I have yet to meet a dog who is happy sploshing around in muddy puddles, sand, sea and rivers but when faced with bath time you would think life had just become pure living hell. They will do anything to run away as far as possible to avoid it, it doesn't matter if you test the water first, no, not too cold and not too hot, then add a splash of beautiful soft hand blended shampoos with calming botanicals and they absolutely hate it, let's face it, Fox poo heaven it is not!
My own 2 fur balls give me the old "stink eye" they know instinctively that a fate worse than finding your most favourite and prized bone that they have buried in the garden has been stolen by a pesky wee furball. They know that all that hard work of rolling in the secret holes out by the Oak tree filled with their favourite scent du jour is going to be washed away. That pawsome feeling of every dog lady in the Country wanting to take your number as they would fancy the paws of you if only you could get them to sniff your newly adorned Eau de Fox' is going to be gone forever, ruined in this weird smelling bath and the human you love just does not understand you, there is simply no hope!
Wet Dog is a series of dog portraits captured by leading photographer Sophie Gamand at the groomers during their least favourite activity the dreaded bath time.
Photographer and animal advocate Sophie Gamand portrays a more uplifting outlook on the whole ordeal, and has humorously captured it in her series turned book “Wet Dog”. French born and New York based, Sophie started this concept sporadically during a trip to the groomers. .
Sophie has done extensive pro bono work and has photographed hundreds of shelter dogs to promote their adoptions. "I chose this activity because it is a very unnatural one for the dogs, yet it is a direct consequence of their cohabitation with humans. Domesticated dogs need to be washed for hygiene, health and social reasons".
Sophie says "exposing the dogs at a vulnerable moment enabled me to capture their wide range of expressions. Poignant looks, despair, anger and even judgment can be read into their eyes. Dogs have become more than animals and have acquired a status of persona, especially in big cities like New York. People here have difficulties developing meaningful relationships with their peers, and often turn to dogs instead. The dog becomes the confidant, the best friend, replacing spouses or children. Throughout the past millennia dogs have been subdued, manipulated genetically, trained, modified into perfect companions. Dogs are the first example of Man acting like a God towards Nature"

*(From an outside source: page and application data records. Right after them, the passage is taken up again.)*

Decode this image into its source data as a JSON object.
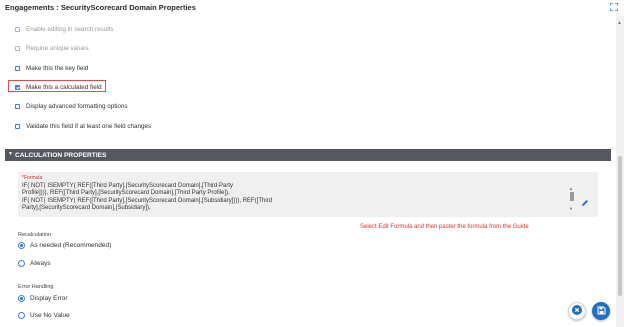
{
  "header": {
    "title": "Engagements : SecurityScorecard Domain Properties"
  },
  "options": [
    {
      "label": "Enable editing in search results",
      "checked": false,
      "disabled": true
    },
    {
      "label": "Require unique values",
      "checked": false,
      "disabled": true
    },
    {
      "label": "Make this the key field",
      "checked": false,
      "disabled": false
    },
    {
      "label": "Make this a calculated field",
      "checked": true,
      "disabled": false
    },
    {
      "label": "Display advanced formatting options",
      "checked": false,
      "disabled": false
    },
    {
      "label": "Validate this field if at least one field changes",
      "checked": false,
      "disabled": false
    }
  ],
  "section": {
    "title": "CALCULATION PROPERTIES"
  },
  "formula": {
    "label": "*Formula",
    "text": "IF( NOT( ISEMPTY( REF([Third Party],[SecurityScorecard Domain],[Third Party\nProfile]))), REF([Third Party],[SecurityScorecard Domain],[Third Party Profile]),\nIF( NOT( ISEMPTY( REF([Third Party],[SecurityScorecard Domain],[Subsidiary]))), REF([Third\nParty],[SecurityScorecard Domain],[Subsidiary]),"
  },
  "guide_note": "Select Edit Formula and then paster the formula from the Guide",
  "recalculation": {
    "label": "Recalculation",
    "options": [
      {
        "label": "As needed (Recommended)",
        "selected": true
      },
      {
        "label": "Always",
        "selected": false
      }
    ]
  },
  "error_handling": {
    "label": "Error Handling",
    "options": [
      {
        "label": "Display Error",
        "selected": true
      },
      {
        "label": "Use No Value",
        "selected": false
      }
    ]
  },
  "icons": {
    "expand": "expand-icon",
    "edit": "pencil-icon",
    "cancel": "cancel-icon",
    "save": "save-icon"
  },
  "colors": {
    "accent": "#1f6fc5",
    "highlight_border": "#e04c4c",
    "section_bar": "#55595f",
    "note": "#d9362c"
  }
}
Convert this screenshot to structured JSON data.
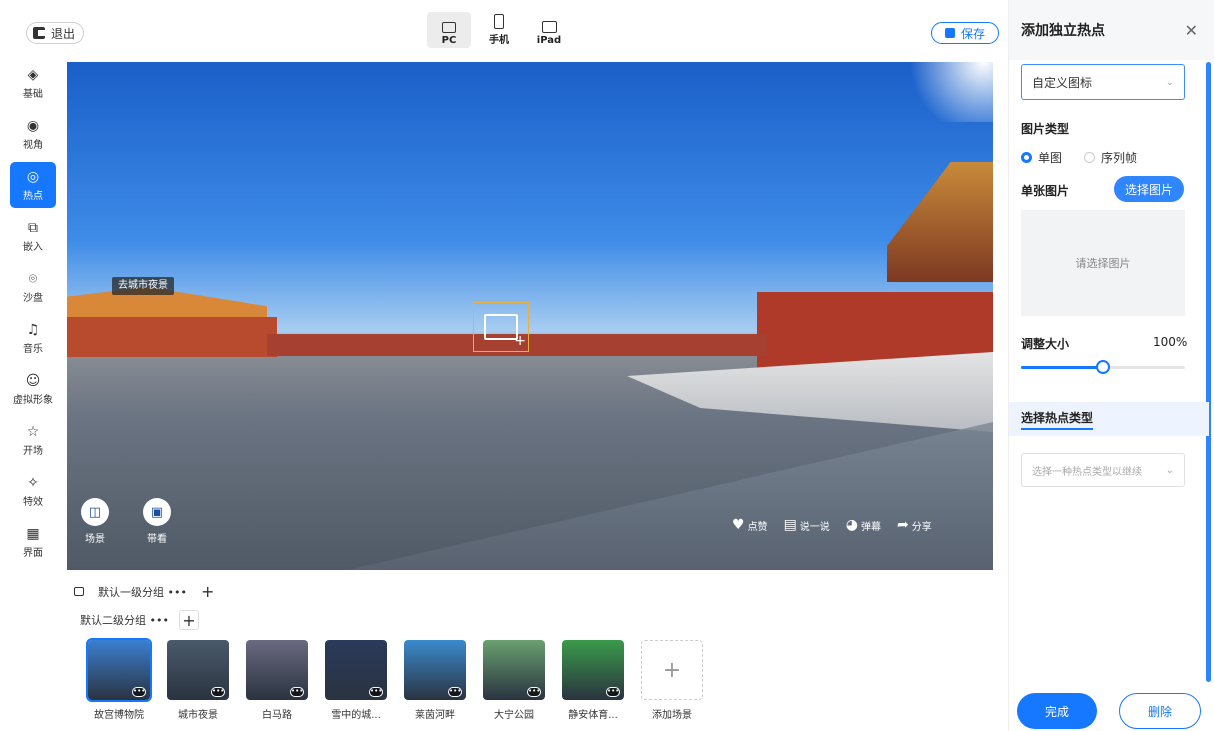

A profound statement from Sophie, one would say, but perhaps in retrospect so very true for not only City dwellers but for people throughout the world who may have only one constant in their. Dogs as we know are trained to help detect medical conditions in sufferers, help them at home or when outside, dogs are now used to offer help of love in hospitals, schools and elderly homes, bring your dog to work days are proven successful and for those that live alone a dog offers unconditional love that they may not otherwise have.
Thought provoking and powerful.
Sophie Gamand - Photographer Series Wet Dog
Sophie Gamand is a French award-winning photographer and animal advocate living and working in New York.
Since 2010, she has been focusing on dogs and our relationship with them. Sophie travels around the U.S. photographing shelter dogs for free, to help bring awareness to their fate, and help them get adopted.
Her most known series are Wet Dog and Flower Power, Pit Bulls of the Revolution.
She has won several prestigious photography awards for her work (including a Sony World Photography Award in 2014), as well as advocacy awards for her dedication to animal rescue and adoption. Sophie's work has been published in the press worldwide, online and in print (Buzzfeed, Huffington Post, Oprah Magazine, ....). Her first book, Wet Dog, came out in October 2015.